-- DATASET EXCERPTS follows --

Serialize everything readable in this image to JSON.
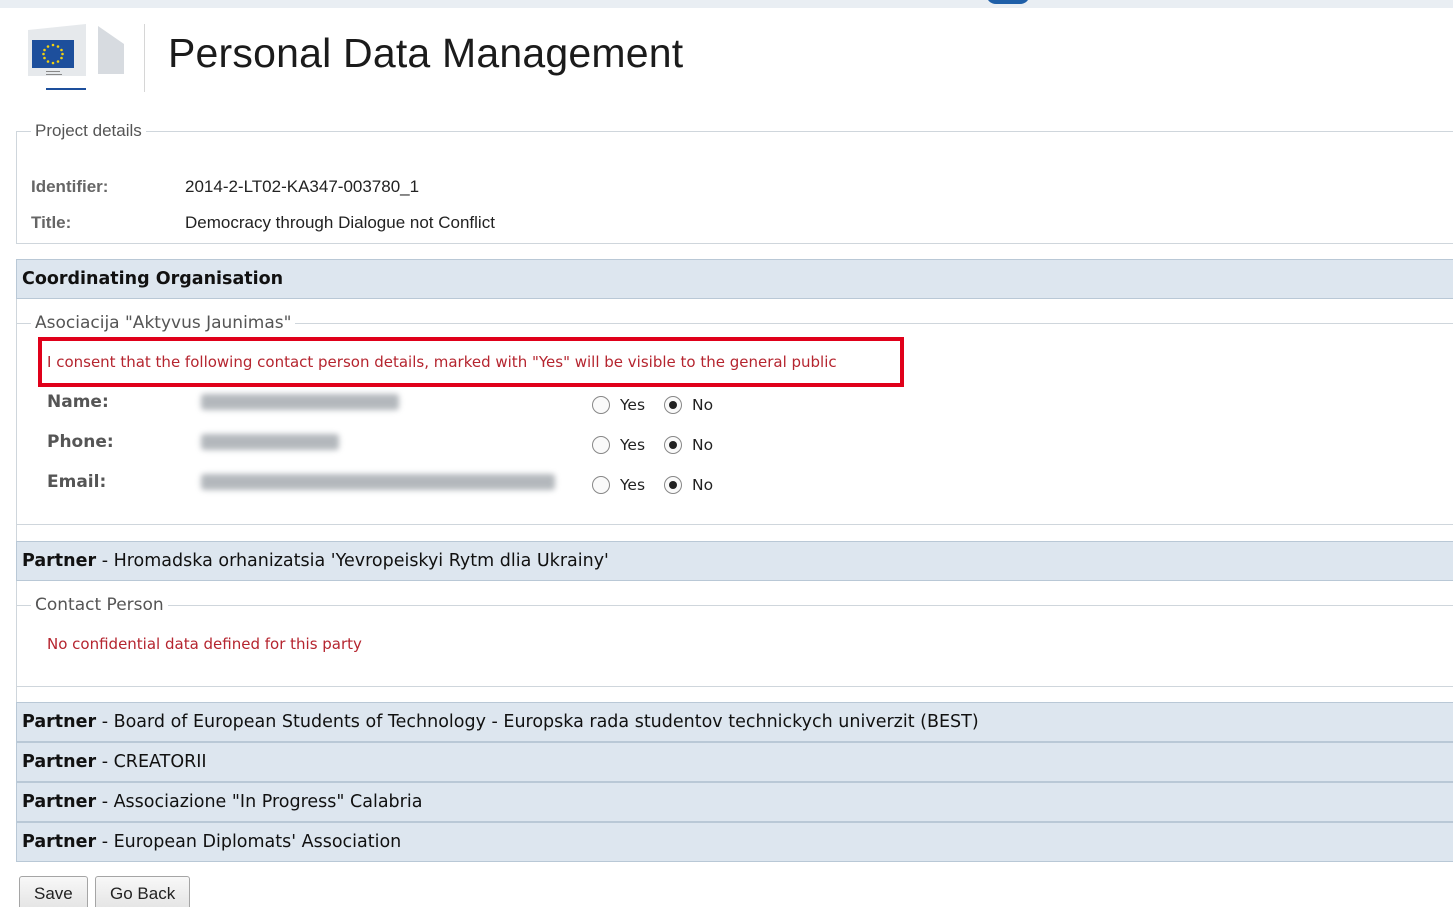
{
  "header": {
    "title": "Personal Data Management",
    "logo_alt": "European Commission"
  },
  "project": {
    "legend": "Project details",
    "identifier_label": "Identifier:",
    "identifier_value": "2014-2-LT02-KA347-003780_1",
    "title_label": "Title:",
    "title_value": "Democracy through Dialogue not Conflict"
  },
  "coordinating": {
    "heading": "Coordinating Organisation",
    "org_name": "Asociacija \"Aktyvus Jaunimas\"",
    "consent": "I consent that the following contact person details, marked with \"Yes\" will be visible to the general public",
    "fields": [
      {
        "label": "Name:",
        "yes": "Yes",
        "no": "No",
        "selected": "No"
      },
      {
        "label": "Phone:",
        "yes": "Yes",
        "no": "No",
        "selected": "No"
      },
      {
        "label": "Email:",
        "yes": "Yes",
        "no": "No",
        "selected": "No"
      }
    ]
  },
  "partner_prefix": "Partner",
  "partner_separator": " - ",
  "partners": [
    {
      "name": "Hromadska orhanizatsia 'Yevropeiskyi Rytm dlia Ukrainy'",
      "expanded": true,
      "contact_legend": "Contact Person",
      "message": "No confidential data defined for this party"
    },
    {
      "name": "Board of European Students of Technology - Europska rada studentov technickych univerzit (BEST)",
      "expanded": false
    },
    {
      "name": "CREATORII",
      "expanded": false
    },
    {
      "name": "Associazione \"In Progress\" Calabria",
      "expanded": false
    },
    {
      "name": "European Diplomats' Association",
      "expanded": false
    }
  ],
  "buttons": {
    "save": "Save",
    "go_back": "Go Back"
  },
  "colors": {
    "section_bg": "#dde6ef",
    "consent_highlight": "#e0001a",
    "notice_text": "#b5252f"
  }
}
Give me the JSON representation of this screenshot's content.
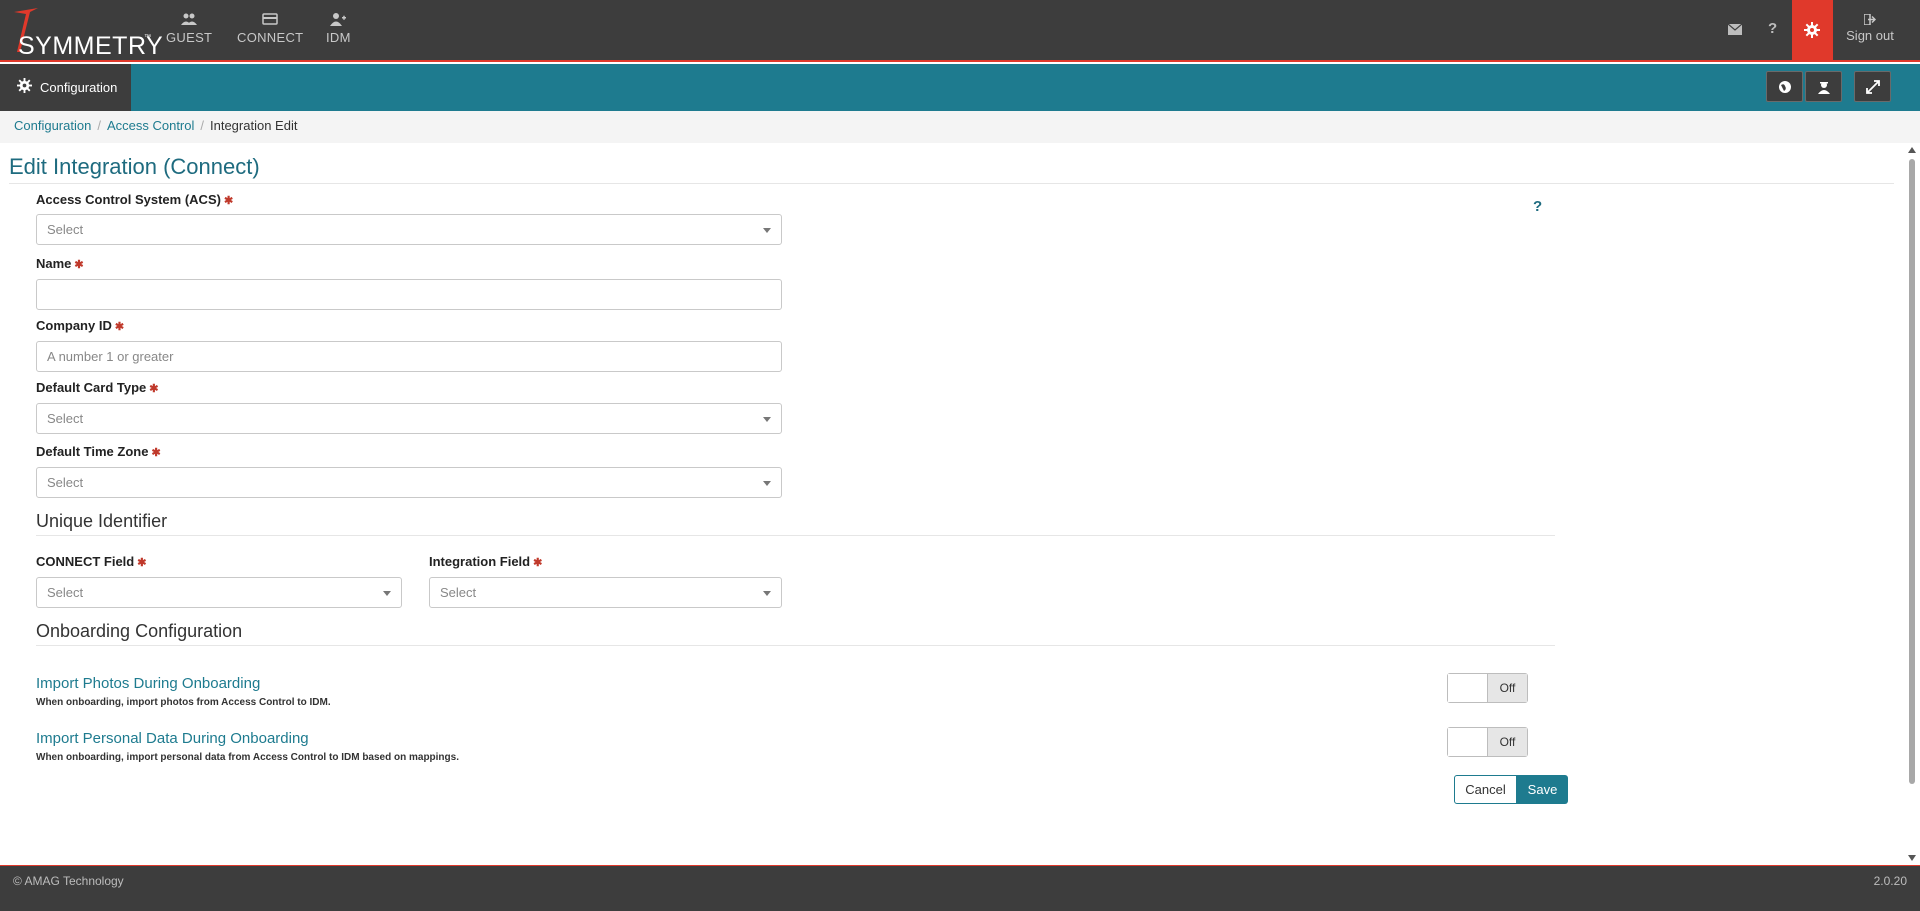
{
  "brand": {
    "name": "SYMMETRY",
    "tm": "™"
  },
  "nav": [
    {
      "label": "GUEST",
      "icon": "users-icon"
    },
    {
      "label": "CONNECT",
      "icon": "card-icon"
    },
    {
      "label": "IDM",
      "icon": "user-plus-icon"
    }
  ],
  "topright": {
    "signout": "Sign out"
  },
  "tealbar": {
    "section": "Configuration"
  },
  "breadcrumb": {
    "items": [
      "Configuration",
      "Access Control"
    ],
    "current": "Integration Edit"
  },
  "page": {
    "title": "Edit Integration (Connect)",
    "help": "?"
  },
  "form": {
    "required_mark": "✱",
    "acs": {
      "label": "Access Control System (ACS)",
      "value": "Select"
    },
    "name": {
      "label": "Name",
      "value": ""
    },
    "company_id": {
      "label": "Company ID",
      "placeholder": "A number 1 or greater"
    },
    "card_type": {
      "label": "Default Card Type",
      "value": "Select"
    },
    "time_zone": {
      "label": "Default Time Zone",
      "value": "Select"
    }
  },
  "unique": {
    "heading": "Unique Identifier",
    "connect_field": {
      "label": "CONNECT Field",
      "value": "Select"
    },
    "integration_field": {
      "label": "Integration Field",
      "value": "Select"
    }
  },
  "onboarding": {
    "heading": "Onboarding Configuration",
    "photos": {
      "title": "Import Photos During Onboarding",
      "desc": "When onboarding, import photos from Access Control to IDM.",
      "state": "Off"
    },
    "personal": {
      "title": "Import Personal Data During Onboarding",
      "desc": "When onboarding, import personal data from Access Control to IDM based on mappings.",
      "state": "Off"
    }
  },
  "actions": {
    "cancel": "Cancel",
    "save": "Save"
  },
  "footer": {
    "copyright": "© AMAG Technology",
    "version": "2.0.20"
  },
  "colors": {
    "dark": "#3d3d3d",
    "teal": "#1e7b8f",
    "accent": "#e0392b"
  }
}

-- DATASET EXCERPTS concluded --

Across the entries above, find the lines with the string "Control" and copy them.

      "Access Control"
      "label": "Access Control System (ACS)",
      "desc": "When onboarding, import photos from Access Control to IDM.",
      "desc": "When onboarding, import personal data from Access Control to IDM based on mappings.",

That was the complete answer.